● **Problem**
Could you please output all of the data exactly, without the images?

(Data records for software interfaces)

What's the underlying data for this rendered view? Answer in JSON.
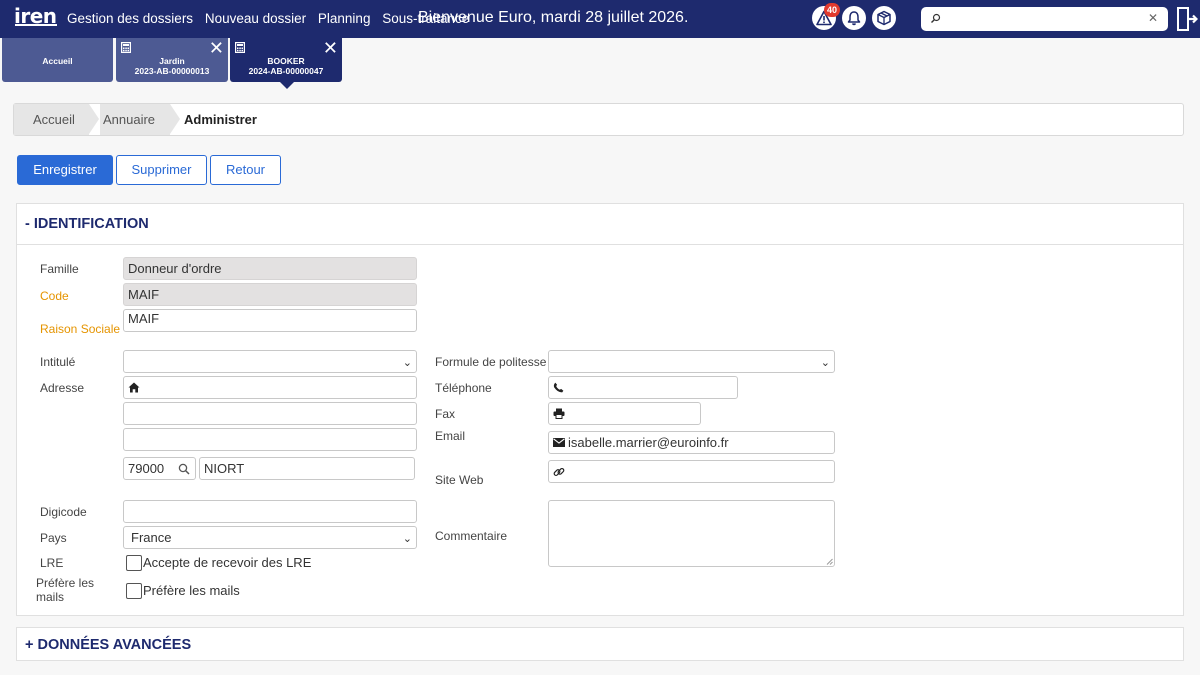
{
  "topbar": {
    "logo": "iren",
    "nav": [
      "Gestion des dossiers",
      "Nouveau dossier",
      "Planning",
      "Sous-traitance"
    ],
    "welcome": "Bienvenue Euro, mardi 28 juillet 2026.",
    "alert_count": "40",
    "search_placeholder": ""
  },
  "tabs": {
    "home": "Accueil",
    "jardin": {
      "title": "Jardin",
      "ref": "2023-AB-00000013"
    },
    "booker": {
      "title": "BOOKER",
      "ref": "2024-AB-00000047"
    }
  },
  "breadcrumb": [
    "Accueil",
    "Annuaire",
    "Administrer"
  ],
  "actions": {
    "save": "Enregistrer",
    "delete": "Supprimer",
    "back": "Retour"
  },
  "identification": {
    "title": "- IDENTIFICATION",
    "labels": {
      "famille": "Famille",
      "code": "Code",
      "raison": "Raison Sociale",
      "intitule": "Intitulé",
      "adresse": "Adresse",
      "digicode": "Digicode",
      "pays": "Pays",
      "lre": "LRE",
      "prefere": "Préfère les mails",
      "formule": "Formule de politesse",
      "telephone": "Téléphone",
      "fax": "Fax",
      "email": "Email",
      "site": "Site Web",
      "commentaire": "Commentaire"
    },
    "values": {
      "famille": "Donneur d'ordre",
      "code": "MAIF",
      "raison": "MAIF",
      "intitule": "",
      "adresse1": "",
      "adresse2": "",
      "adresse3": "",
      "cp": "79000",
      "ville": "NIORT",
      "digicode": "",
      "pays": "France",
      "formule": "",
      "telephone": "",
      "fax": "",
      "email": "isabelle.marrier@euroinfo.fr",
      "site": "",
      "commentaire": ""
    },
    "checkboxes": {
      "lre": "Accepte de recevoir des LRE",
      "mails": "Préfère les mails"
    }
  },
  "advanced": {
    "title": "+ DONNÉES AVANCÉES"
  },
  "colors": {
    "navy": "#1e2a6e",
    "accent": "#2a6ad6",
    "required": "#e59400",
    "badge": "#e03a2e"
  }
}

● **Solution to the exercise**
What's the underlying data for this rendered view? Answer in JSON.
{
  "topbar": {
    "logo": "iren",
    "nav": [
      "Gestion des dossiers",
      "Nouveau dossier",
      "Planning",
      "Sous-traitance"
    ],
    "welcome": "Bienvenue Euro, mardi 28 juillet 2026.",
    "alert_count": "40",
    "search_placeholder": ""
  },
  "tabs": {
    "home": "Accueil",
    "jardin": {
      "title": "Jardin",
      "ref": "2023-AB-00000013"
    },
    "booker": {
      "title": "BOOKER",
      "ref": "2024-AB-00000047"
    }
  },
  "breadcrumb": [
    "Accueil",
    "Annuaire",
    "Administrer"
  ],
  "actions": {
    "save": "Enregistrer",
    "delete": "Supprimer",
    "back": "Retour"
  },
  "identification": {
    "title": "- IDENTIFICATION",
    "labels": {
      "famille": "Famille",
      "code": "Code",
      "raison": "Raison Sociale",
      "intitule": "Intitulé",
      "adresse": "Adresse",
      "digicode": "Digicode",
      "pays": "Pays",
      "lre": "LRE",
      "prefere": "Préfère les mails",
      "formule": "Formule de politesse",
      "telephone": "Téléphone",
      "fax": "Fax",
      "email": "Email",
      "site": "Site Web",
      "commentaire": "Commentaire"
    },
    "values": {
      "famille": "Donneur d'ordre",
      "code": "MAIF",
      "raison": "MAIF",
      "intitule": "",
      "adresse1": "",
      "adresse2": "",
      "adresse3": "",
      "cp": "79000",
      "ville": "NIORT",
      "digicode": "",
      "pays": "France",
      "formule": "",
      "telephone": "",
      "fax": "",
      "email": "isabelle.marrier@euroinfo.fr",
      "site": "",
      "commentaire": ""
    },
    "checkboxes": {
      "lre": "Accepte de recevoir des LRE",
      "mails": "Préfère les mails"
    }
  },
  "advanced": {
    "title": "+ DONNÉES AVANCÉES"
  },
  "colors": {
    "navy": "#1e2a6e",
    "accent": "#2a6ad6",
    "required": "#e59400",
    "badge": "#e03a2e"
  }
}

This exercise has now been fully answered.